The researchers at the University of Texas-Pan American have established an important track record in the area of experimentally validated finite element analysis related to railroad components including railway safety. The research results from this UTC project have been presented at different local, national, and international conferences with different audiences that include science and engineering students and faculty, railroad industry representatives, and researchers in the private and public sectors.
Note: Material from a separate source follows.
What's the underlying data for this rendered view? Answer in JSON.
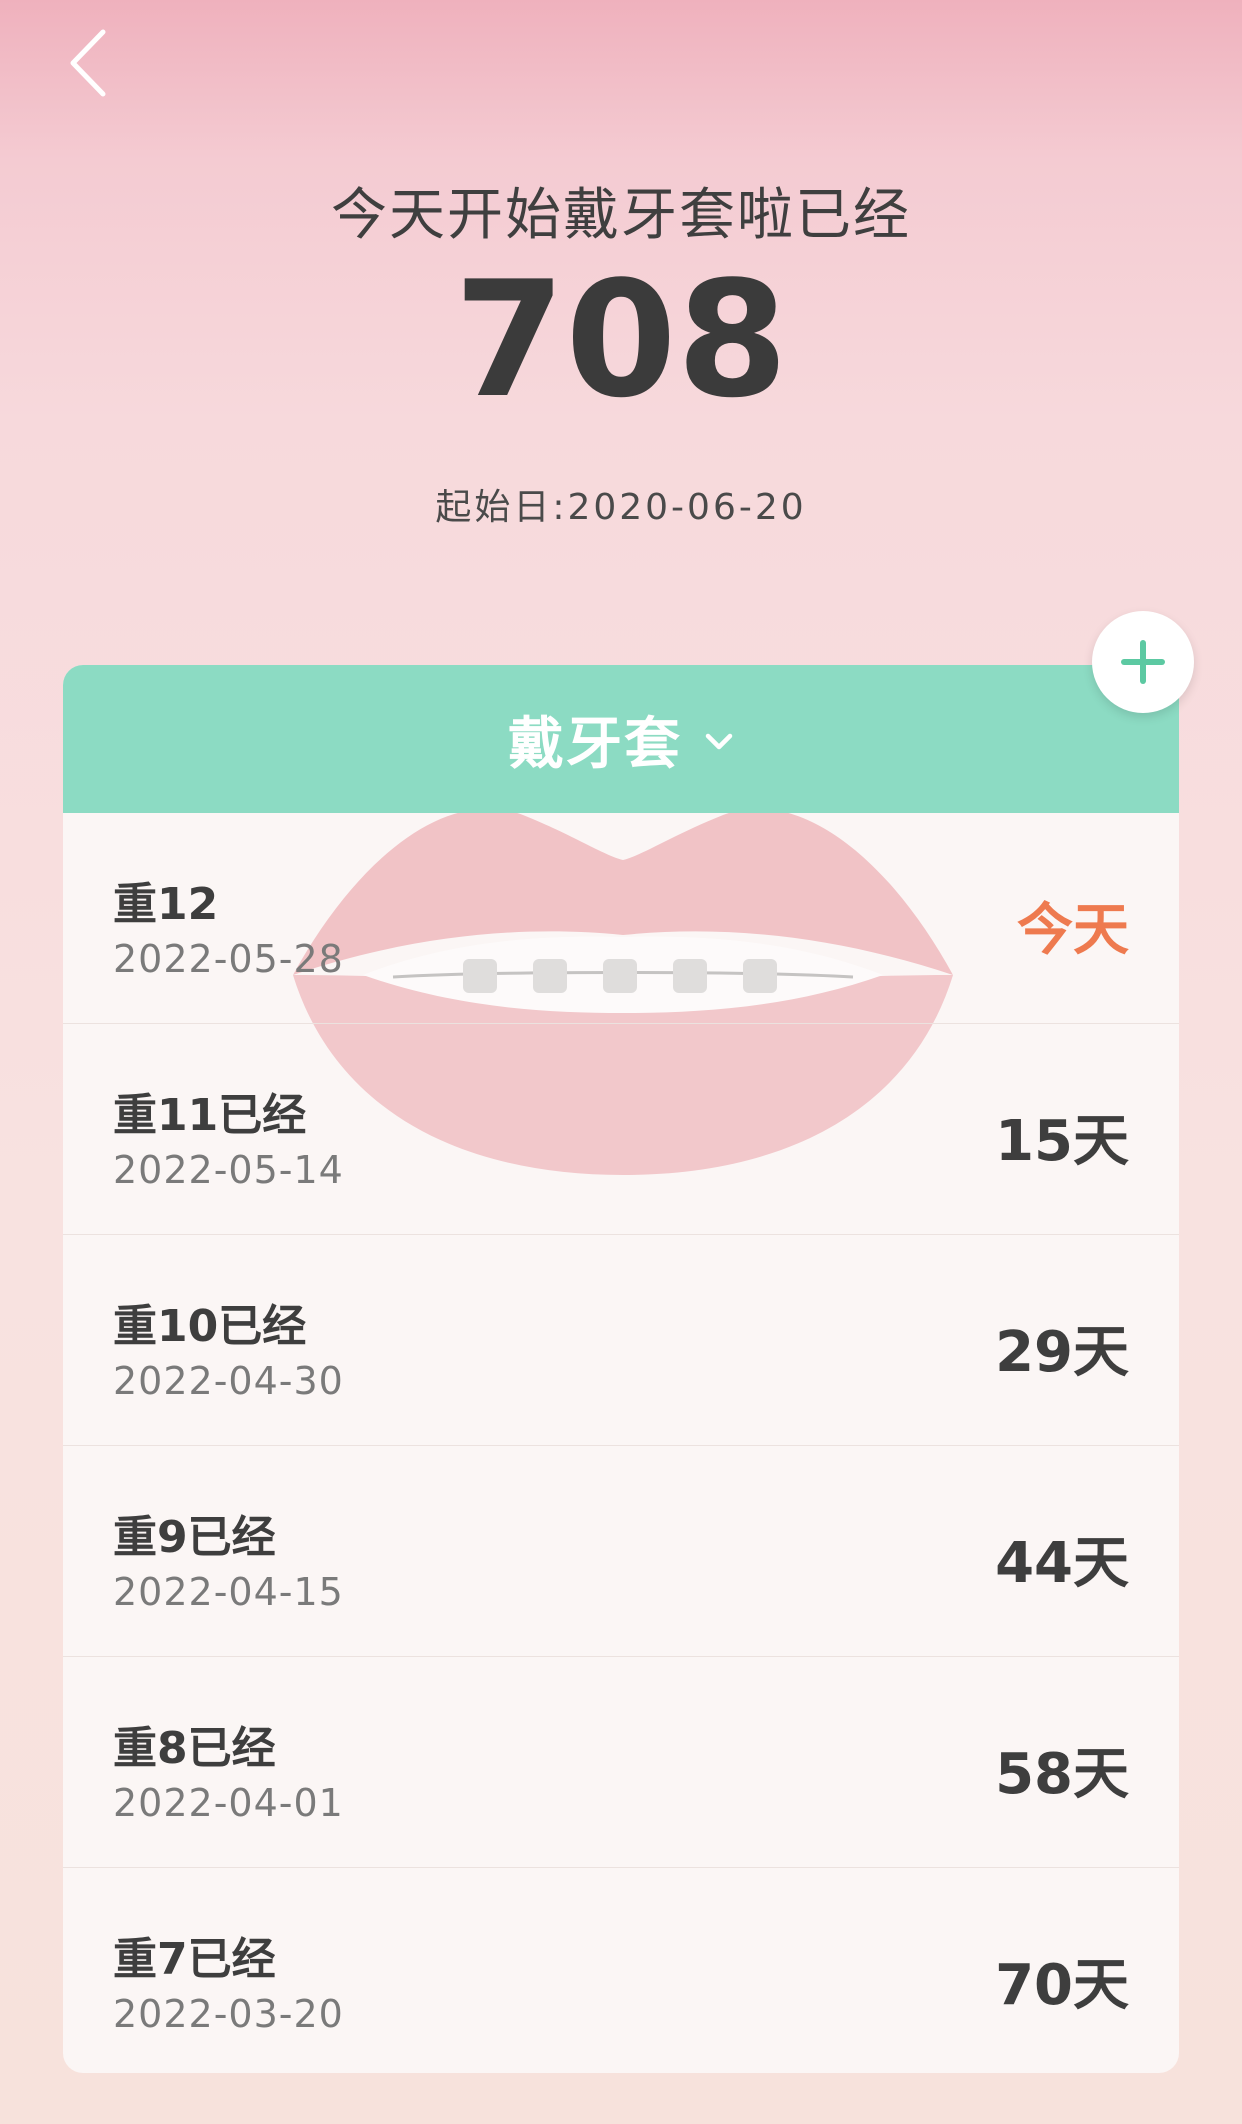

The list of publications and/or presentations for this UTC project include the following:

1. Trevino, A., Fuentes, A.A., Tarawneh, C., and Montalvo, J., "FEA Fatigue Life Estimation of Modified Railroad Bearing Adapters for Onboard Monitoring Applications," Proceedings of the ASME 2015 Joint Rail Conference, San Jose, CA, March 23-26, 2015. 

2. Montalvo, J., Trevino, A., Fuentes, A. A., and Tarawneh, C., “Structural Integrity of Conventional and Modified Railroad Bearing Adapters for Onboard Monitoring Applications,” Proceedings of the ASME International Mechanical Engineering Congress and Exposition, Montreal, Canada, November 14-20, 2014.

3. Montalvo, J., Trevino, A., Fuentes, A. A., and Tarawneh, C., “Structural Integrity of Conventional and Modified Railroad Bearing Adapters for Onboard Monitoring Applications,” poster presented at HESTEC Science Symposium, Edinburg, TX, September, 2014.

4. Montalvo, J., Trevino, A., Fuentes, A. A., and Tarawneh, C., “Structural Integrity of Conventional and Modified Railroad Bearing Adapters for Onboard Monitoring Applications,” poster presented at University Transportation Center for Railway Safety Inauguration, Edinburg, TX, February, 2014. 

This project is the training of a critical mass of students in Finite Element Analyses pertaining to the field of transportation, with emphasis on railway safety.

All figures, pictures and tables can be accessed on Full Report link.

Full Report http://www.utrgv.edu/railwaysafety/_files/documents/research/mechanical/modified-railroad-bearing-adapter-for-onboard-monitoring.pdf
Project Website http://www.utrgv.edu/railwaysafety/research/mechanical/2014/modified-railroad-bearing-adapter-for-onboard-monitoring/index.htm